What you should do:
What is needed here is every record, retyped without any change.
Given entries section start
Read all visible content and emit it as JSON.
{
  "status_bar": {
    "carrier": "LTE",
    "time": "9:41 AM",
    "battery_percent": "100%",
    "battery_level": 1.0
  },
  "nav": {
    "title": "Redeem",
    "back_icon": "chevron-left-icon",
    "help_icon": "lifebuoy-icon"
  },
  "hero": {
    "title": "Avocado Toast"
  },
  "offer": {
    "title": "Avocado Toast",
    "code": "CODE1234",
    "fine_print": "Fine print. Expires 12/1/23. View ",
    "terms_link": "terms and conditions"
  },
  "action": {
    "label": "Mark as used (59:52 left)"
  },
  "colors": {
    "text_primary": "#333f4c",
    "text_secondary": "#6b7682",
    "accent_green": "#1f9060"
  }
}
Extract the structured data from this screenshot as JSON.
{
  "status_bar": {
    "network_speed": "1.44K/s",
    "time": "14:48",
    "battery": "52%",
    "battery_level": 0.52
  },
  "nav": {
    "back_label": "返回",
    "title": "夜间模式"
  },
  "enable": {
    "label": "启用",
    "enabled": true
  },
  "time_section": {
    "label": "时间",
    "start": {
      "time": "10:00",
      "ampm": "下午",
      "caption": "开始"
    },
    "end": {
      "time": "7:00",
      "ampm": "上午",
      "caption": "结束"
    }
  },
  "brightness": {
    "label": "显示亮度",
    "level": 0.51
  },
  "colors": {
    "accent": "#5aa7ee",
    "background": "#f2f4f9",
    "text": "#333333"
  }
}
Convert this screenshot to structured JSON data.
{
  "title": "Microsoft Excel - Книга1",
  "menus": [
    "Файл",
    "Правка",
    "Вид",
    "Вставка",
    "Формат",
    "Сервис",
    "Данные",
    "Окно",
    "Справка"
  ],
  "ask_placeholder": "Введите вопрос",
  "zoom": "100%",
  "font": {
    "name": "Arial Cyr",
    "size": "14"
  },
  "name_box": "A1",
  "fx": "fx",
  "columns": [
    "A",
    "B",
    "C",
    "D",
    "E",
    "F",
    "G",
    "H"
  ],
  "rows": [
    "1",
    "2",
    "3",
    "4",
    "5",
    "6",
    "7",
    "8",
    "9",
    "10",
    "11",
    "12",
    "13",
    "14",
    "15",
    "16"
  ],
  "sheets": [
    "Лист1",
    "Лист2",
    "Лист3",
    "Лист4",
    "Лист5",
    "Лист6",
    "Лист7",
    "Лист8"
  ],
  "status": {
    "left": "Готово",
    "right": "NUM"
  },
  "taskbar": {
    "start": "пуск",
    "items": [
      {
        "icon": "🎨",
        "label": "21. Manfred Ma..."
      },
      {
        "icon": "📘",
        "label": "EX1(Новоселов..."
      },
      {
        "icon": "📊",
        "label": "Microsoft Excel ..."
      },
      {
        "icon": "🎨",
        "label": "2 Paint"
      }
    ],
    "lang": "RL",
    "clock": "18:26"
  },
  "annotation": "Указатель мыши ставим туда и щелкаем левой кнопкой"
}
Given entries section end
Response below:
Read all visible content and emit it as JSON.
{
  "status_bar": {
    "carrier": "LTE",
    "time": "9:41 AM",
    "battery_percent": "100%",
    "battery_level": 1.0
  },
  "nav": {
    "title": "Redeem",
    "back_icon": "chevron-left-icon",
    "help_icon": "lifebuoy-icon"
  },
  "hero": {
    "title": "Avocado Toast"
  },
  "offer": {
    "title": "Avocado Toast",
    "code": "CODE1234",
    "fine_print": "Fine print. Expires 12/1/23. View ",
    "terms_link": "terms and conditions"
  },
  "action": {
    "label": "Mark as used (59:52 left)"
  },
  "colors": {
    "text_primary": "#333f4c",
    "text_secondary": "#6b7682",
    "accent_green": "#1f9060"
  }
}
Extract the structured data from this screenshot as JSON.
{
  "status_bar": {
    "network_speed": "1.44K/s",
    "time": "14:48",
    "battery": "52%",
    "battery_level": 0.52
  },
  "nav": {
    "back_label": "返回",
    "title": "夜间模式"
  },
  "enable": {
    "label": "启用",
    "enabled": true
  },
  "time_section": {
    "label": "时间",
    "start": {
      "time": "10:00",
      "ampm": "下午",
      "caption": "开始"
    },
    "end": {
      "time": "7:00",
      "ampm": "上午",
      "caption": "结束"
    }
  },
  "brightness": {
    "label": "显示亮度",
    "level": 0.51
  },
  "colors": {
    "accent": "#5aa7ee",
    "background": "#f2f4f9",
    "text": "#333333"
  }
}
Convert this screenshot to structured JSON data.
{
  "title": "Microsoft Excel - Книга1",
  "menus": [
    "Файл",
    "Правка",
    "Вид",
    "Вставка",
    "Формат",
    "Сервис",
    "Данные",
    "Окно",
    "Справка"
  ],
  "ask_placeholder": "Введите вопрос",
  "zoom": "100%",
  "font": {
    "name": "Arial Cyr",
    "size": "14"
  },
  "name_box": "A1",
  "fx": "fx",
  "columns": [
    "A",
    "B",
    "C",
    "D",
    "E",
    "F",
    "G",
    "H"
  ],
  "rows": [
    "1",
    "2",
    "3",
    "4",
    "5",
    "6",
    "7",
    "8",
    "9",
    "10",
    "11",
    "12",
    "13",
    "14",
    "15",
    "16"
  ],
  "sheets": [
    "Лист1",
    "Лист2",
    "Лист3",
    "Лист4",
    "Лист5",
    "Лист6",
    "Лист7",
    "Лист8"
  ],
  "status": {
    "left": "Готово",
    "right": "NUM"
  },
  "taskbar": {
    "start": "пуск",
    "items": [
      {
        "icon": "🎨",
        "label": "21. Manfred Ma..."
      },
      {
        "icon": "📘",
        "label": "EX1(Новоселов..."
      },
      {
        "icon": "📊",
        "label": "Microsoft Excel ..."
      },
      {
        "icon": "🎨",
        "label": "2 Paint"
      }
    ],
    "lang": "RL",
    "clock": "18:26"
  },
  "annotation": "Указатель мыши ставим туда и щелкаем левой кнопкой"
}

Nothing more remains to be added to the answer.